§ Source data:
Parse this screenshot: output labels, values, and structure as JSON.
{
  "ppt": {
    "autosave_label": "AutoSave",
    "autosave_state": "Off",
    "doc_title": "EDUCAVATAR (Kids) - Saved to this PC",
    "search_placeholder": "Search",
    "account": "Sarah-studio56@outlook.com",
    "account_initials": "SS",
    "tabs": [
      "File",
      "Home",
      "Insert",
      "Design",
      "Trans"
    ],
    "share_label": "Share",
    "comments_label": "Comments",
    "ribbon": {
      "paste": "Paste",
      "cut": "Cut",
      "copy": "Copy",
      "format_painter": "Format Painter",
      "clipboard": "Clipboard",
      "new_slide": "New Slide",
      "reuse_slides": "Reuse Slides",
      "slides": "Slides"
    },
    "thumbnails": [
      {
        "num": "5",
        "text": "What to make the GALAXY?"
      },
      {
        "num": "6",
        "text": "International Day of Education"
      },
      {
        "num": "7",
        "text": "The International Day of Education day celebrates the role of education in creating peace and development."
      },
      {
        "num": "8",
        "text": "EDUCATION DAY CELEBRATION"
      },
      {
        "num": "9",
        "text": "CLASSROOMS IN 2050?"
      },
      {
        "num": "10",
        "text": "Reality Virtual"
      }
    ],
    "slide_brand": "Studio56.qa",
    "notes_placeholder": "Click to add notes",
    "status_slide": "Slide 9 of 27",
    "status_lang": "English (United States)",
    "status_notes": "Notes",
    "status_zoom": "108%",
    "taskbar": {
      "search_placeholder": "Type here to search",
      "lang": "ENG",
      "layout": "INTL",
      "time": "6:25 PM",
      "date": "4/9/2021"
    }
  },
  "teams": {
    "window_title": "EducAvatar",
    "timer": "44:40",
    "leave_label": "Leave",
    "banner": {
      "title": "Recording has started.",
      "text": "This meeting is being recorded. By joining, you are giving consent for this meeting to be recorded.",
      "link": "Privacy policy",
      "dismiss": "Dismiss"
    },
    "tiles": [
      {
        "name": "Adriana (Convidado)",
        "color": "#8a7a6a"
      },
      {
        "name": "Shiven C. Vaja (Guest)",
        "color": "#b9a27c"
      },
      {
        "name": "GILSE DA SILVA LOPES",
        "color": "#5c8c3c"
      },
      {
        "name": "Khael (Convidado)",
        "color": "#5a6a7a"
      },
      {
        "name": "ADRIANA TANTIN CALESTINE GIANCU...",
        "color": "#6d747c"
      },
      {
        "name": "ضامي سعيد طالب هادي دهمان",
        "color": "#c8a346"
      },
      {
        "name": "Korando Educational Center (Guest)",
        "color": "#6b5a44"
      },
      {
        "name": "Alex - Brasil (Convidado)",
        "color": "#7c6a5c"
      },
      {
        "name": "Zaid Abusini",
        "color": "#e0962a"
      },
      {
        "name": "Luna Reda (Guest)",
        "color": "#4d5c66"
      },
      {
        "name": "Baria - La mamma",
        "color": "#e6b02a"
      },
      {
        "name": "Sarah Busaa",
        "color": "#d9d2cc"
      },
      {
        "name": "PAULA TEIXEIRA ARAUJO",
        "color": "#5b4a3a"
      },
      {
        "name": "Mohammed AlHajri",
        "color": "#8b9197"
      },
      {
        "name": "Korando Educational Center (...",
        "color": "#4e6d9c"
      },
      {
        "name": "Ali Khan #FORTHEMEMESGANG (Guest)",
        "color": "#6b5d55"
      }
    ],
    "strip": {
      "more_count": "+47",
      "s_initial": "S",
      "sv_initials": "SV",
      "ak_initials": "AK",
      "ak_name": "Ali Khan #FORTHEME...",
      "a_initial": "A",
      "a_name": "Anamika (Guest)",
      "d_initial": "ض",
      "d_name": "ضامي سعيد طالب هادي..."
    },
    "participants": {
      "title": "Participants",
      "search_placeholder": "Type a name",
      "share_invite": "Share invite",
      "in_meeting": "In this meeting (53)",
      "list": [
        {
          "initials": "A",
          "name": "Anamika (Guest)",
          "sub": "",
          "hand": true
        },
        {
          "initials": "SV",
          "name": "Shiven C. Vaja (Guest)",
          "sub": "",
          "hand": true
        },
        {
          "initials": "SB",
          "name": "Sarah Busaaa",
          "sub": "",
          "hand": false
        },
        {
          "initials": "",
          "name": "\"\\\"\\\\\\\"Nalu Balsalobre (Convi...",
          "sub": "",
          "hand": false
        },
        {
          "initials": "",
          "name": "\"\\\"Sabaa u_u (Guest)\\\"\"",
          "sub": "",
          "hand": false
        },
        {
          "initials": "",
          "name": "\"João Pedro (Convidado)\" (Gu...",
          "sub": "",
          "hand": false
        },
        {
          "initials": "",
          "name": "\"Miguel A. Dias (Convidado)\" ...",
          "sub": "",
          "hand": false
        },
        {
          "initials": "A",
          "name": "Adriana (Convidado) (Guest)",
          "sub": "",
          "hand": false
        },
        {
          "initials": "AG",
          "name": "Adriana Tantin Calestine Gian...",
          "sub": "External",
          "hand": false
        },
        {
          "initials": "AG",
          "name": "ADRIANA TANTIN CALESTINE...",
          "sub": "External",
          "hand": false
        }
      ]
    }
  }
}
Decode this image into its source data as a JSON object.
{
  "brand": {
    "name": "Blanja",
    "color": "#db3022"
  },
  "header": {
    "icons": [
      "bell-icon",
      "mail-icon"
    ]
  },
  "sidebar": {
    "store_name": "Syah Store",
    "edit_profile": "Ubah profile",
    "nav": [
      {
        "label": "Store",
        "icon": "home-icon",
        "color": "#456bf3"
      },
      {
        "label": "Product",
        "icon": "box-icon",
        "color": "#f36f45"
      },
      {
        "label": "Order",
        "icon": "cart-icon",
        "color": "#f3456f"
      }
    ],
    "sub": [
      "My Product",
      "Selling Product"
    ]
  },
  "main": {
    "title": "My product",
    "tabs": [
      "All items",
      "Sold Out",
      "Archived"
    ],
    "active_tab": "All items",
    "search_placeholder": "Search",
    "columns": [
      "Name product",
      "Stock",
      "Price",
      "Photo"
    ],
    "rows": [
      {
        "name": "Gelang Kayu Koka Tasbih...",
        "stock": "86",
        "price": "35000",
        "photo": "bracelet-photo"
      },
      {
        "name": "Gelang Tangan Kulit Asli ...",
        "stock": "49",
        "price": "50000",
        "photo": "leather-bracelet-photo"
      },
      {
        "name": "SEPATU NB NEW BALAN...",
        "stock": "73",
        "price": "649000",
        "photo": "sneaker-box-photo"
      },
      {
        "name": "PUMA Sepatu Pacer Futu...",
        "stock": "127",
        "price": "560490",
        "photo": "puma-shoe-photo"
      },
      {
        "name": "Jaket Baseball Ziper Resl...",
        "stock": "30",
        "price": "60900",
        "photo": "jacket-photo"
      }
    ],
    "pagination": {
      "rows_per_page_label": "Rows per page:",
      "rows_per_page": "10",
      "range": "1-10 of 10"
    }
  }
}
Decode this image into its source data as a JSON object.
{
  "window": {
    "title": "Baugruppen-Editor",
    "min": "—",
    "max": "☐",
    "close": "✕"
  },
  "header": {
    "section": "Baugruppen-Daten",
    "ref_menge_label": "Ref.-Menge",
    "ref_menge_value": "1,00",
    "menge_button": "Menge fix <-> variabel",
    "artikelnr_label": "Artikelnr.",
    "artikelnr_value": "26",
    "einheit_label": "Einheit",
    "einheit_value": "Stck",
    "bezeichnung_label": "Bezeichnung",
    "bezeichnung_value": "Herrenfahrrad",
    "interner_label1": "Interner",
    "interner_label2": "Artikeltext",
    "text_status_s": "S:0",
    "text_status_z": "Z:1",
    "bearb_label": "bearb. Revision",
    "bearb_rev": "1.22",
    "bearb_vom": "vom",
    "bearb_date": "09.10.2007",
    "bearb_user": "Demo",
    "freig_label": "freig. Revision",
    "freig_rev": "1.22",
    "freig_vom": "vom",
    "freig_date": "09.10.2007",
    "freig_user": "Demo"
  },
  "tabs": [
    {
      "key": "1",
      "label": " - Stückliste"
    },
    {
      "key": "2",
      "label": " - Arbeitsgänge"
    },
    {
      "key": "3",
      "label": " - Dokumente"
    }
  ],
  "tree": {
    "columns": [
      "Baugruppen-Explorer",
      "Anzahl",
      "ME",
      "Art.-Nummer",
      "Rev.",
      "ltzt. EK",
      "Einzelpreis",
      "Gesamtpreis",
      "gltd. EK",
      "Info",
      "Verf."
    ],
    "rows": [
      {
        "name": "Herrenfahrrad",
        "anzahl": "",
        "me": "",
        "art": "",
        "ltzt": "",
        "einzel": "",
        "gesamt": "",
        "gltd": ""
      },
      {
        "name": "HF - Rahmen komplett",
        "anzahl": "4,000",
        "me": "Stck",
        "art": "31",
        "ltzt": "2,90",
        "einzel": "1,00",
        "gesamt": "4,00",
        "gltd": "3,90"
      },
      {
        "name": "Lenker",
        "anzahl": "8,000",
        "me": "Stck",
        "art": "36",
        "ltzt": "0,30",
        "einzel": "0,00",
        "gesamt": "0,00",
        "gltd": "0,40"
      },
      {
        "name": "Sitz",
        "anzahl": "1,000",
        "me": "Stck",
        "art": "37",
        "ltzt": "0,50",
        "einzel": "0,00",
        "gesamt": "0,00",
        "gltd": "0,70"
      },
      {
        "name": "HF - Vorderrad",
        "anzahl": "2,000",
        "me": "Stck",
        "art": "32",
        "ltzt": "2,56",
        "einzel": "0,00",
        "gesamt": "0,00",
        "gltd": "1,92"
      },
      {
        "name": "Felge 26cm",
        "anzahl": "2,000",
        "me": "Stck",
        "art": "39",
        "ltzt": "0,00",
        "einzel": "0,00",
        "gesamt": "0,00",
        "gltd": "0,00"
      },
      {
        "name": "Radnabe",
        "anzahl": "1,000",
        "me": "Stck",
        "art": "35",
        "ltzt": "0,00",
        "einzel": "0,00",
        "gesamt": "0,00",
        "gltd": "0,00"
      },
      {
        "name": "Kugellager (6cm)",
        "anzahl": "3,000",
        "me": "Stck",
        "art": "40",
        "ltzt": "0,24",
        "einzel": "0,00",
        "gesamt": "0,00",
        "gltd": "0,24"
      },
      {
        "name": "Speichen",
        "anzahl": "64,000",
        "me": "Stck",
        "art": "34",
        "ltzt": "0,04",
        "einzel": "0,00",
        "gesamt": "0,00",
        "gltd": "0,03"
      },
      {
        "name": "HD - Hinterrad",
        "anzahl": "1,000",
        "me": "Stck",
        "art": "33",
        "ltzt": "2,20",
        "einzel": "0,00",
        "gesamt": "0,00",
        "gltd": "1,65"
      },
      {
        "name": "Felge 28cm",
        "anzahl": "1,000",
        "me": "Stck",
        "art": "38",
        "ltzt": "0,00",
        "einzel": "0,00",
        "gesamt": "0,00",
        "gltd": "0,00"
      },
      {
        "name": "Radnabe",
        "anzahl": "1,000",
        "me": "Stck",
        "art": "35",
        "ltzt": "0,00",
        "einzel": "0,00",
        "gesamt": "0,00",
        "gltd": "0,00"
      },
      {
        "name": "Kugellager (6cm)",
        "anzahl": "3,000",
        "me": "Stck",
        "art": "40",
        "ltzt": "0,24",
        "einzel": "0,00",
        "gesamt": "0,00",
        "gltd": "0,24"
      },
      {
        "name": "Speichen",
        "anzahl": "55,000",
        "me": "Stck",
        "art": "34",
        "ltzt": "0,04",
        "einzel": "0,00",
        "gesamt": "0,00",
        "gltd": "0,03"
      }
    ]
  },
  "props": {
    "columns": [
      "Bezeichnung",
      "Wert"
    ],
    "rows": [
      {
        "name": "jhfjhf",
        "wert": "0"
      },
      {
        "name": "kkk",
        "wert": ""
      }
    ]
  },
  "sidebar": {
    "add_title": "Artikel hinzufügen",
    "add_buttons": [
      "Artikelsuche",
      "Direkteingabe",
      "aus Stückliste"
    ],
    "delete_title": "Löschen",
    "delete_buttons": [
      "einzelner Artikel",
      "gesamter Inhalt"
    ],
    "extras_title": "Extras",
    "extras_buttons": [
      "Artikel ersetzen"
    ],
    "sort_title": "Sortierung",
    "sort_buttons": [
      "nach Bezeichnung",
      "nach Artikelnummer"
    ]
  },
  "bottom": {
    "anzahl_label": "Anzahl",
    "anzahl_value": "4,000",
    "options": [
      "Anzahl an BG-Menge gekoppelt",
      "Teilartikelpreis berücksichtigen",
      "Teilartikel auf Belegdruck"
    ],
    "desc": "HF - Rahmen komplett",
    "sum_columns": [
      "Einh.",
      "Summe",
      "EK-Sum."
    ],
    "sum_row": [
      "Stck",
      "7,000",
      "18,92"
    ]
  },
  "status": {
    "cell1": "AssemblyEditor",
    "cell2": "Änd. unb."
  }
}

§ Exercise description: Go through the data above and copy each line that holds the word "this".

§ Answer to the exercise:
Parse this screenshot: output labels, values, and structure as JSON.
    "doc_title": "EDUCAVATAR (Kids) - Saved to this PC",
      "text": "This meeting is being recorded. By joining, you are giving consent for this meeting to be recorded.",
      "in_meeting": "In this meeting (53)",
Decode this image into its source data as a JSON object.
Decode this image into its source data as a JSON object.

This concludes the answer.